[Items from an interface collection]
┄┄┄┄┄┄┄┄┄┄

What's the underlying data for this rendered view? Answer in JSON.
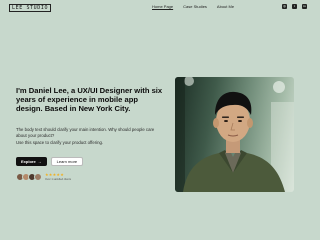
{
  "brand": "LEE STUDIO",
  "nav": {
    "links": [
      {
        "label": "Home Page",
        "active": true
      },
      {
        "label": "Case Studies",
        "active": false
      },
      {
        "label": "About Me",
        "active": false
      }
    ],
    "socials": [
      "instagram-icon",
      "twitter-icon",
      "linkedin-icon"
    ]
  },
  "hero": {
    "title": "I'm Daniel Lee, a UX/UI Designer with six years of experience in mobile app design. Based in New York City.",
    "body_1": "The body text should clarify your main intention. Why should people care about your product?",
    "body_2": "Use this space to clarify your product offering.",
    "primary_button": "Explore",
    "primary_button_icon": "arrow-right-icon",
    "secondary_button": "Learn more",
    "social_proof": {
      "avatar_count": 4,
      "stars": 5,
      "rating_text": "Over 1 satisfied clients"
    }
  },
  "colors": {
    "background": "#c7d8cc",
    "primary_button": "#111111",
    "star": "#f2b01e"
  }
}
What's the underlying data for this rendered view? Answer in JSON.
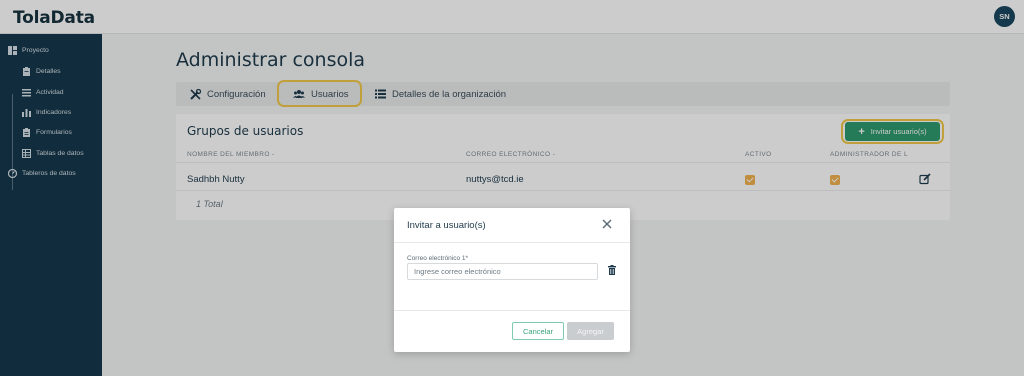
{
  "app": {
    "logo": "TolaData",
    "user_initials": "SN"
  },
  "sidebar": {
    "items": [
      {
        "label": "Proyecto",
        "icon": "grid-icon"
      },
      {
        "label": "Detalles",
        "icon": "clipboard-icon"
      },
      {
        "label": "Actividad",
        "icon": "list-icon"
      },
      {
        "label": "Indicadores",
        "icon": "bar-chart-icon"
      },
      {
        "label": "Formularios",
        "icon": "form-icon"
      },
      {
        "label": "Tablas de datos",
        "icon": "table-icon"
      },
      {
        "label": "Tableros de datos",
        "icon": "dashboard-icon"
      }
    ]
  },
  "main": {
    "title": "Administrar consola",
    "tabs": [
      {
        "label": "Configuración",
        "icon": "tools-icon"
      },
      {
        "label": "Usuarios",
        "icon": "users-icon",
        "active": true
      },
      {
        "label": "Detalles de la organización",
        "icon": "list-icon"
      }
    ],
    "card": {
      "title": "Grupos de usuarios",
      "invite_button": "Invitar usuario(s)",
      "columns": [
        "NOMBRE DEL MIEMBRO -",
        "CORREO ELECTRÓNICO -",
        "ACTIVO",
        "ADMINISTRADOR DE L"
      ],
      "rows": [
        {
          "name": "Sadhbh Nutty",
          "email": "nuttys@tcd.ie",
          "active": true,
          "admin": true
        }
      ],
      "total": "1 Total"
    }
  },
  "modal": {
    "title": "Invitar a usuario(s)",
    "field_label": "Correo electrónico 1*",
    "field_placeholder": "Ingrese correo electrónico",
    "field_value": "",
    "cancel_label": "Cancelar",
    "add_label": "Agregar"
  },
  "colors": {
    "sidebar_bg": "#16384b",
    "primary_green": "#2f9a6d",
    "checkbox": "#f0b24e",
    "highlight": "#f2c94c"
  }
}
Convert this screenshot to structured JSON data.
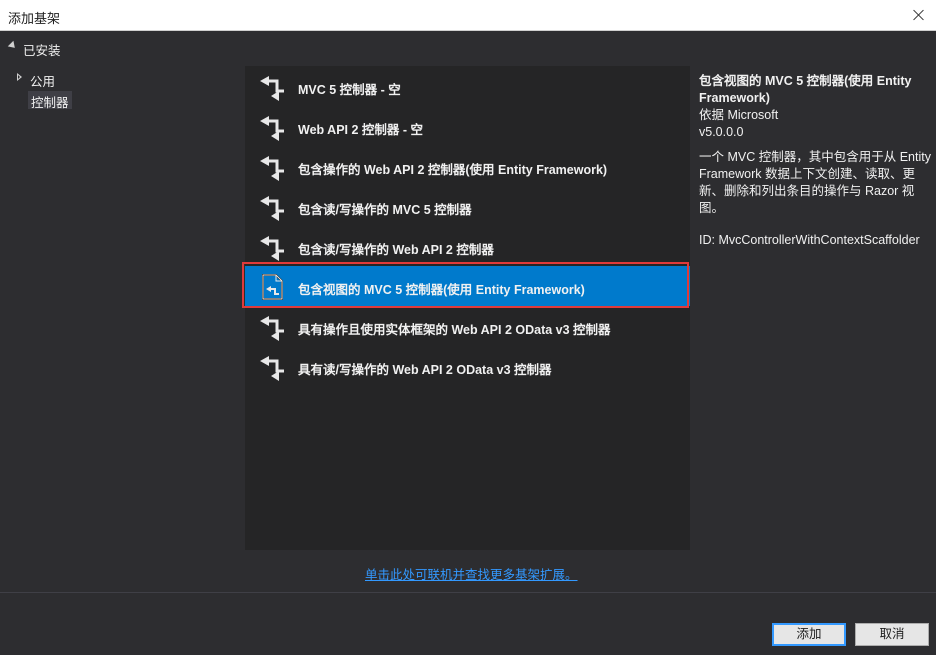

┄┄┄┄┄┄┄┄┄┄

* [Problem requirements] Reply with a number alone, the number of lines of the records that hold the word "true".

* [Answer section] 4